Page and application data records
================

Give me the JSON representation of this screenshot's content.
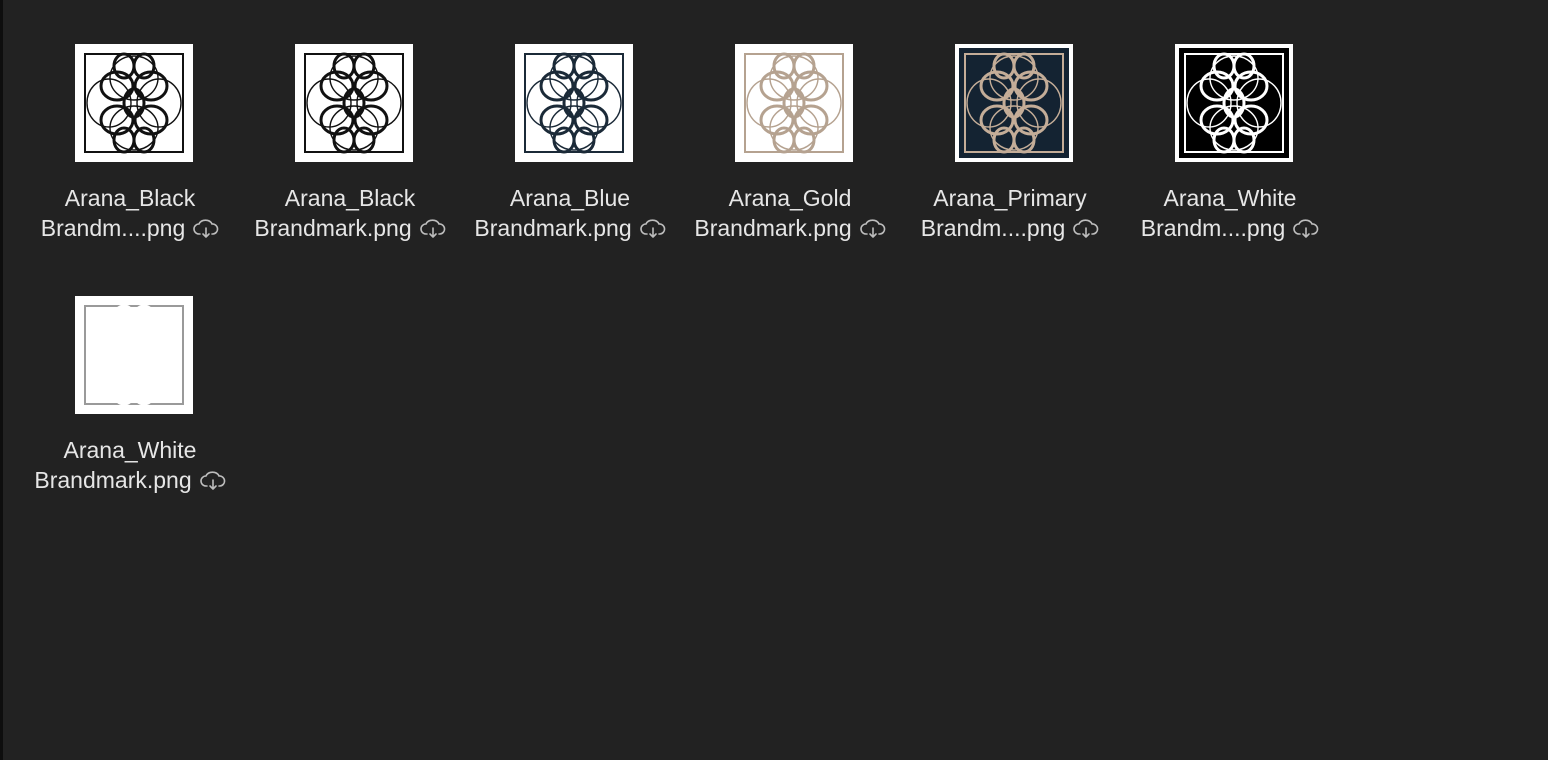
{
  "files": [
    {
      "line1": "Arana_Black",
      "line2": "Brandm....png",
      "icon": "cloud-download-icon",
      "bg": "#ffffff",
      "stroke": "#111111",
      "border": "#111111"
    },
    {
      "line1": "Arana_Black",
      "line2": "Brandmark.png",
      "icon": "cloud-download-icon",
      "bg": "#ffffff",
      "stroke": "#111111",
      "border": "#111111"
    },
    {
      "line1": "Arana_Blue",
      "line2": "Brandmark.png",
      "icon": "cloud-download-icon",
      "bg": "#ffffff",
      "stroke": "#1b2a38",
      "border": "#1b2a38"
    },
    {
      "line1": "Arana_Gold",
      "line2": "Brandmark.png",
      "icon": "cloud-download-icon",
      "bg": "#ffffff",
      "stroke": "#b5a290",
      "border": "#b5a290"
    },
    {
      "line1": "Arana_Primary",
      "line2": "Brandm....png",
      "icon": "cloud-download-icon",
      "bg": "#142332",
      "stroke": "#c4ad98",
      "border": "#c4ad98"
    },
    {
      "line1": "Arana_White",
      "line2": "Brandm....png",
      "icon": "cloud-download-icon",
      "bg": "#000000",
      "stroke": "#ffffff",
      "border": "#ffffff"
    },
    {
      "line1": "Arana_White",
      "line2": "Brandmark.png",
      "icon": "cloud-download-icon",
      "bg": "#ffffff",
      "stroke": "#ffffff",
      "border": "#9a9a9a"
    }
  ]
}
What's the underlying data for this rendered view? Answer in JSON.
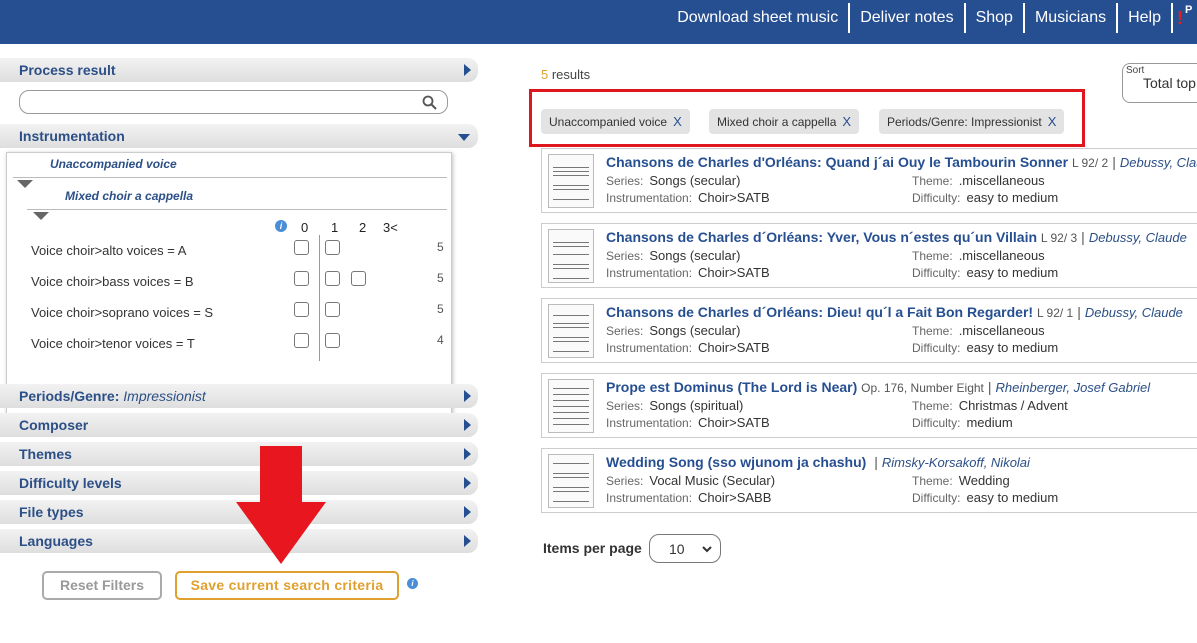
{
  "topnav": {
    "items": [
      "Download sheet music",
      "Deliver notes",
      "Shop",
      "Musicians",
      "Help"
    ],
    "logo_fragment": "P"
  },
  "sidebar": {
    "process_result": "Process result",
    "search_placeholder": "",
    "instrumentation": {
      "label": "Instrumentation",
      "chain": [
        "Unaccompanied voice",
        "Mixed choir a cappella"
      ],
      "column_headers": [
        "0",
        "1",
        "2",
        "3<"
      ],
      "rows": [
        {
          "label": "Voice choir>alto voices = A",
          "count": "5"
        },
        {
          "label": "Voice choir>bass voices = B",
          "count": "5"
        },
        {
          "label": "Voice choir>soprano voices = S",
          "count": "5"
        },
        {
          "label": "Voice choir>tenor voices = T",
          "count": "4"
        }
      ]
    },
    "periods_label": "Periods/Genre:",
    "periods_value": "Impressionist",
    "sections": [
      "Composer",
      "Themes",
      "Difficulty levels",
      "File types",
      "Languages"
    ],
    "reset_label": "Reset Filters",
    "save_label": "Save current search criteria"
  },
  "results": {
    "count": "5",
    "count_suffix": " results",
    "sort_label": "Sort",
    "sort_value": "Total top",
    "active_filters": [
      "Unaccompanied voice",
      "Mixed choir a cappella",
      "Periods/Genre: Impressionist"
    ],
    "filter_remove": "X",
    "labels": {
      "series": "Series:",
      "instrumentation": "Instrumentation:",
      "theme": "Theme:",
      "difficulty": "Difficulty:"
    },
    "items": [
      {
        "title": "Chansons de Charles d'Orléans: Quand j´ai Ouy le Tambourin Sonner",
        "opus": "L 92/ 2",
        "composer": "Debussy, Claude",
        "series": "Songs (secular)",
        "instrumentation": "Choir>SATB",
        "theme": ".miscellaneous",
        "difficulty": "easy to medium"
      },
      {
        "title": "Chansons de Charles d´Orléans: Yver, Vous n´estes qu´un Villain",
        "opus": "L 92/ 3",
        "composer": "Debussy, Claude",
        "series": "Songs (secular)",
        "instrumentation": "Choir>SATB",
        "theme": ".miscellaneous",
        "difficulty": "easy to medium"
      },
      {
        "title": "Chansons de Charles d´Orléans: Dieu! qu´l a Fait Bon Regarder!",
        "opus": "L 92/ 1",
        "composer": "Debussy, Claude",
        "series": "Songs (secular)",
        "instrumentation": "Choir>SATB",
        "theme": ".miscellaneous",
        "difficulty": "easy to medium"
      },
      {
        "title": "Prope est Dominus (The Lord is Near)",
        "opus": "Op. 176, Number Eight",
        "composer": "Rheinberger, Josef Gabriel",
        "series": "Songs (spiritual)",
        "instrumentation": "Choir>SATB",
        "theme": "Christmas / Advent",
        "difficulty": "medium"
      },
      {
        "title": "Wedding Song (sso wjunom ja chashu)",
        "opus": "",
        "composer": "Rimsky-Korsakoff, Nikolai",
        "series": "Vocal Music (Secular)",
        "instrumentation": "Choir>SABB",
        "theme": "Wedding",
        "difficulty": "easy to medium"
      }
    ],
    "items_per_page_label": "Items per page",
    "items_per_page_value": "10"
  },
  "colors": {
    "topbar": "#264f91",
    "accent_orange": "#e0a030",
    "highlight_red": "#e0161f",
    "link_blue": "#264f91"
  }
}
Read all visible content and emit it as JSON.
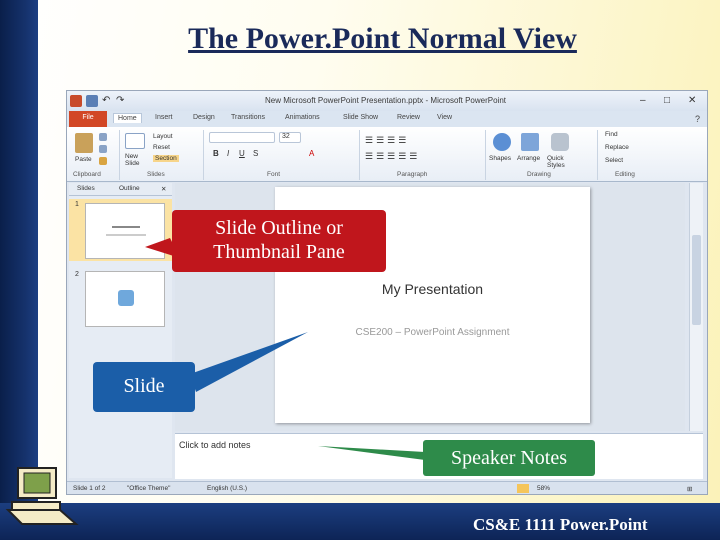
{
  "slide": {
    "title": "The Power.Point Normal View",
    "footer": "CS&E 1111 Power.Point"
  },
  "window": {
    "title": "Microsoft PowerPoint - New Microsoft PowerPoint Presentation.pptx",
    "title_display": "New Microsoft PowerPoint Presentation.pptx - Microsoft PowerPoint",
    "controls": [
      "–",
      "□",
      "✕"
    ]
  },
  "ribbon": {
    "tabs": [
      "File",
      "Home",
      "Insert",
      "Design",
      "Transitions",
      "Animations",
      "Slide Show",
      "Review",
      "View"
    ],
    "groups": [
      "Clipboard",
      "Slides",
      "Font",
      "Paragraph",
      "Drawing",
      "Editing"
    ],
    "buttons": {
      "paste": "Paste",
      "new_slide": "New Slide",
      "layout": "Layout",
      "reset": "Reset",
      "section": "Section",
      "shapes": "Shapes",
      "arrange": "Arrange",
      "quick_styles": "Quick Styles",
      "find": "Find",
      "replace": "Replace",
      "select": "Select"
    },
    "font_size": "32",
    "accent_file": "#d24726"
  },
  "left_pane": {
    "tabs": [
      "Slides",
      "Outline"
    ],
    "close": "✕",
    "thumbnails": [
      {
        "number": "1"
      },
      {
        "number": "2"
      }
    ]
  },
  "canvas": {
    "title": "My Presentation",
    "subtitle": "CSE200 – PowerPoint Assignment"
  },
  "notes": {
    "placeholder": "Click to add notes"
  },
  "statusbar": {
    "slide_info": "Slide 1 of 2",
    "theme": "\"Office Theme\"",
    "language": "English (U.S.)",
    "zoom": "58%"
  },
  "callouts": {
    "outline": "Slide Outline or Thumbnail Pane",
    "slide": "Slide",
    "notes": "Speaker Notes"
  }
}
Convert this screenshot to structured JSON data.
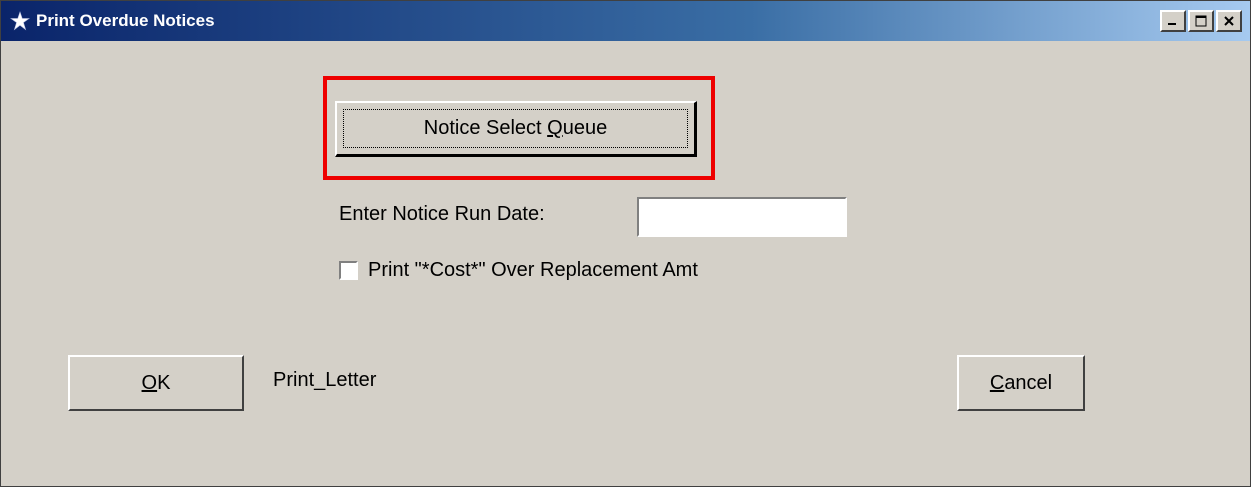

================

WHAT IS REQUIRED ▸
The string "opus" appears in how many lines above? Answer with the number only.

WRITTEN RESPONSE ▸
5